---------- EXERCISE DATA ----------

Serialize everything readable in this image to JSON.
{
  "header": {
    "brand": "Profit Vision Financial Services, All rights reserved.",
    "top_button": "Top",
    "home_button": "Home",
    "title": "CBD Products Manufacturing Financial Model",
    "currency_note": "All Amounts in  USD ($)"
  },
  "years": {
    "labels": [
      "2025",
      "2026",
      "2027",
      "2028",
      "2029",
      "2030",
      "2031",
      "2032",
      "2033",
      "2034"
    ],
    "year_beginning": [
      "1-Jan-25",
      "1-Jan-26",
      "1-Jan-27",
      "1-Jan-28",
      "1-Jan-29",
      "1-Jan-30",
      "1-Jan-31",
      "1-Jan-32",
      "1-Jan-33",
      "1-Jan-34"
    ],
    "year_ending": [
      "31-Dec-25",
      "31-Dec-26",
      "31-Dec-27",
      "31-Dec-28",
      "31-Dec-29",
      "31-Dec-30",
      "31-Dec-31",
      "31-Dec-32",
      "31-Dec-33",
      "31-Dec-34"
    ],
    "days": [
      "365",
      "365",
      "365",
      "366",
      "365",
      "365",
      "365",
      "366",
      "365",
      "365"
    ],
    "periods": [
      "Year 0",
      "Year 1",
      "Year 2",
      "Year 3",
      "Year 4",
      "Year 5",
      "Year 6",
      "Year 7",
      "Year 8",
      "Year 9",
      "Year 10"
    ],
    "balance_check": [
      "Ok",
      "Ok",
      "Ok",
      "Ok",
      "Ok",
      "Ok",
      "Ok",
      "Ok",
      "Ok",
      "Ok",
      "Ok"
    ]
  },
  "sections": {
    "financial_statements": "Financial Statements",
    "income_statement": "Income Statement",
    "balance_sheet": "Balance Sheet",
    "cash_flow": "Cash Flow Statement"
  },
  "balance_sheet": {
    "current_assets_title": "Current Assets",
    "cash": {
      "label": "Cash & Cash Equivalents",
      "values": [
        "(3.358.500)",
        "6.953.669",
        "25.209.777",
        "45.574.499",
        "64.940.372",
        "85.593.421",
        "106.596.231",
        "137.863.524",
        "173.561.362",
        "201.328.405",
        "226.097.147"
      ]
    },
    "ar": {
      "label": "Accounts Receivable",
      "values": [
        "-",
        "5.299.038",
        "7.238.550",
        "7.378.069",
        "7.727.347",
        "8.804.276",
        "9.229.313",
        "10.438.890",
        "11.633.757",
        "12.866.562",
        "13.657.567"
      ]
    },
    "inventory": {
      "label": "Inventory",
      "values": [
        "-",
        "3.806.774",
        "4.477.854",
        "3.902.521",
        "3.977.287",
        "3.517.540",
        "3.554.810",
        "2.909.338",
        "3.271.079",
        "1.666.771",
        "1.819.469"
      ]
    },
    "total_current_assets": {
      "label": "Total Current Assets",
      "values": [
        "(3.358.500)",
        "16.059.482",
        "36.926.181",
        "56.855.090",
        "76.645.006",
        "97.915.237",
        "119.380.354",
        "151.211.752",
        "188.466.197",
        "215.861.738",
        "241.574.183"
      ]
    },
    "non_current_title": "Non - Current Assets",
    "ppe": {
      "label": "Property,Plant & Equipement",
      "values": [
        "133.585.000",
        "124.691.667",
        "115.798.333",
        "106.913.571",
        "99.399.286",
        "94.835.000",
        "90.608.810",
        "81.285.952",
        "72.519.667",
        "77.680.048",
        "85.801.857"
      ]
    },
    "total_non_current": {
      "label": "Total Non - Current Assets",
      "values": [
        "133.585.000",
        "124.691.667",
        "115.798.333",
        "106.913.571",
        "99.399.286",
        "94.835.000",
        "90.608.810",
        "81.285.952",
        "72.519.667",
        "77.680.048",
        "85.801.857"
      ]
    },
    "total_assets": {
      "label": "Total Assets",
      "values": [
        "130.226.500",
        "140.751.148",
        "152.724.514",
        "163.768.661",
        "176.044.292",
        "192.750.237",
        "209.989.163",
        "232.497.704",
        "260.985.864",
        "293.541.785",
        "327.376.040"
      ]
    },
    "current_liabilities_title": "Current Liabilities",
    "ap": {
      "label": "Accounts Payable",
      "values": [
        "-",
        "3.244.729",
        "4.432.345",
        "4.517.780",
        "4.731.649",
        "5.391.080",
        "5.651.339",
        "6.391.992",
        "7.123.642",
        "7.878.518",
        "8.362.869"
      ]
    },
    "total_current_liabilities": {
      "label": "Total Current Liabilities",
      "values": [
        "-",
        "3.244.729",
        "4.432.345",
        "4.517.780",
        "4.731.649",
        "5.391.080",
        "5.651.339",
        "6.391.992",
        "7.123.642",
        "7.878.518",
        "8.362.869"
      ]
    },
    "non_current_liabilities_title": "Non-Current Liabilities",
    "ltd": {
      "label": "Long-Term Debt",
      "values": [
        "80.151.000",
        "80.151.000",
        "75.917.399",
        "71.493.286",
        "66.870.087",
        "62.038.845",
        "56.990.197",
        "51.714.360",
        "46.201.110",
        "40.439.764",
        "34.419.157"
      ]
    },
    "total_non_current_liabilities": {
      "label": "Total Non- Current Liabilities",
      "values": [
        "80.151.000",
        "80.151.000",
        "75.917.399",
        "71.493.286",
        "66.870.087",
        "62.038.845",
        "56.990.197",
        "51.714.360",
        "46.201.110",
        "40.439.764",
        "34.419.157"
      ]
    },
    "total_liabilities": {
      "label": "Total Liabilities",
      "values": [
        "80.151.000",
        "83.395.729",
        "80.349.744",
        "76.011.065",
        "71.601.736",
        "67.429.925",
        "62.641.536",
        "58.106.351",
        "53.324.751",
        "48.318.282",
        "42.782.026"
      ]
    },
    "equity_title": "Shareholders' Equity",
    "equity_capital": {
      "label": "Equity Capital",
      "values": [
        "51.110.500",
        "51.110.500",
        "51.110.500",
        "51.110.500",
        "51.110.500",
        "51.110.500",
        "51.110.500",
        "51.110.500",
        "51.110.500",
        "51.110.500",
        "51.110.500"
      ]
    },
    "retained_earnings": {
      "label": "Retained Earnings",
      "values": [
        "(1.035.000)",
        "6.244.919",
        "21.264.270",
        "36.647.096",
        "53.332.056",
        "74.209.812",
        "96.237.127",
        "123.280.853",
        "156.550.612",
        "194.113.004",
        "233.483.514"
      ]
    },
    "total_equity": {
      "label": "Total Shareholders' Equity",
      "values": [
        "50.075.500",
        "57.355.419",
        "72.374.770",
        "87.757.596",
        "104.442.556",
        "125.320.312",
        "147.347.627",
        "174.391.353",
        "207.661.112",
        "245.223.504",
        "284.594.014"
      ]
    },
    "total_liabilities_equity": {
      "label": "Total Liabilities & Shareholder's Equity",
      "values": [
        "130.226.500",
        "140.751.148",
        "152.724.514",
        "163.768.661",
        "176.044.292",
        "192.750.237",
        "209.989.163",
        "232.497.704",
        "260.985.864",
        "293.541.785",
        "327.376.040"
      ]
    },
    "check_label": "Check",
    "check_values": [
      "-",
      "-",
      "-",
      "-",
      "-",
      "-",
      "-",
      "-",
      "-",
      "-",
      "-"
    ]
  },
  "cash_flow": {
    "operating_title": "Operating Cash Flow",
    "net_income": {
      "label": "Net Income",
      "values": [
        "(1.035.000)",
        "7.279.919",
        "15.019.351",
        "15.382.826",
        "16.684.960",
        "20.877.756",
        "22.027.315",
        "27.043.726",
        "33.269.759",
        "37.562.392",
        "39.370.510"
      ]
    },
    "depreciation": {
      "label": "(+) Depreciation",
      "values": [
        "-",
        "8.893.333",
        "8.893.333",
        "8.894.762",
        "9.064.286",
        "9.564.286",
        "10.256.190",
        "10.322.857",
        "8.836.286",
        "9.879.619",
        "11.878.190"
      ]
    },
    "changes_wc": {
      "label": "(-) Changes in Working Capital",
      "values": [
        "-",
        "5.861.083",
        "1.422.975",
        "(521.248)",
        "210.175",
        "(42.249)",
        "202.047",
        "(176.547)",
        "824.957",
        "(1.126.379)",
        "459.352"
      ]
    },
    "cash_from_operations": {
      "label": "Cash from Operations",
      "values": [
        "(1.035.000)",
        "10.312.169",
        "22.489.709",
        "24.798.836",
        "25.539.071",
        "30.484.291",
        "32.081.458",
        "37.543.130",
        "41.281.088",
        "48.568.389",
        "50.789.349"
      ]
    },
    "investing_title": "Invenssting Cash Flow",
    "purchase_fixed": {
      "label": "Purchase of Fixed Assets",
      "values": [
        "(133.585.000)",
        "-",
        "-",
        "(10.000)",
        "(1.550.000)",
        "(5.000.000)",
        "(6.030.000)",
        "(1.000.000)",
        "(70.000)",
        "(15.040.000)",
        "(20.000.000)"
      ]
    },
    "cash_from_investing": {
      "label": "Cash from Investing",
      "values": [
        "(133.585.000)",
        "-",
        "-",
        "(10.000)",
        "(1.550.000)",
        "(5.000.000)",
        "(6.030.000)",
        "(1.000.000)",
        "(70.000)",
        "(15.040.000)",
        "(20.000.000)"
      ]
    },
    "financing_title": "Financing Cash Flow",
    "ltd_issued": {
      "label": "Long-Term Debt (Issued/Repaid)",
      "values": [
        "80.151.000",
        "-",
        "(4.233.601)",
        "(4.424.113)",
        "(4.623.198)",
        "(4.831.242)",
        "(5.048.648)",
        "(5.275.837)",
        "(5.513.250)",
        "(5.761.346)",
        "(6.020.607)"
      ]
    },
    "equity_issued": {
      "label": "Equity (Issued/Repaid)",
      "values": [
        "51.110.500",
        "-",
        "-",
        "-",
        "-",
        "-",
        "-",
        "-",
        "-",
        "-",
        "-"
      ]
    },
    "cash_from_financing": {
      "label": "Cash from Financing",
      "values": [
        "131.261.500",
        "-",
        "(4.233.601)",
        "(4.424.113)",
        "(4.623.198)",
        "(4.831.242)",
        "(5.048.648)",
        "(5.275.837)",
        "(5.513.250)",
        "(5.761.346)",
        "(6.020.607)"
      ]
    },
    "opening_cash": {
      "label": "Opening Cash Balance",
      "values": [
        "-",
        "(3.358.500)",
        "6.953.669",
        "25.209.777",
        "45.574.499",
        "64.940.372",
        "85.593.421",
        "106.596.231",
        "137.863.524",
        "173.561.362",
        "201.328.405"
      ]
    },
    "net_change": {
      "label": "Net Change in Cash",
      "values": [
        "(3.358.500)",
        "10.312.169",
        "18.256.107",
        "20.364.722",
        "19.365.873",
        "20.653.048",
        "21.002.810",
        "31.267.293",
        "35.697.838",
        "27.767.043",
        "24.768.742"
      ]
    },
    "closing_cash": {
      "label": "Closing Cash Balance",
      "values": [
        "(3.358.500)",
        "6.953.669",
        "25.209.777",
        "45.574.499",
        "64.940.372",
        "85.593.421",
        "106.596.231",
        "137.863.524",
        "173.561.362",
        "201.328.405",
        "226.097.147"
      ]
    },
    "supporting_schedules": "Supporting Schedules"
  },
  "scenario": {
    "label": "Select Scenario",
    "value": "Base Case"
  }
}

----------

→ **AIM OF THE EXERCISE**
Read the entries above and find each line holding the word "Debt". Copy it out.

→ **YOUR SOLUTION**
      "label": "Long-Term Debt",
      "label": "Long-Term Debt (Issued/Repaid)",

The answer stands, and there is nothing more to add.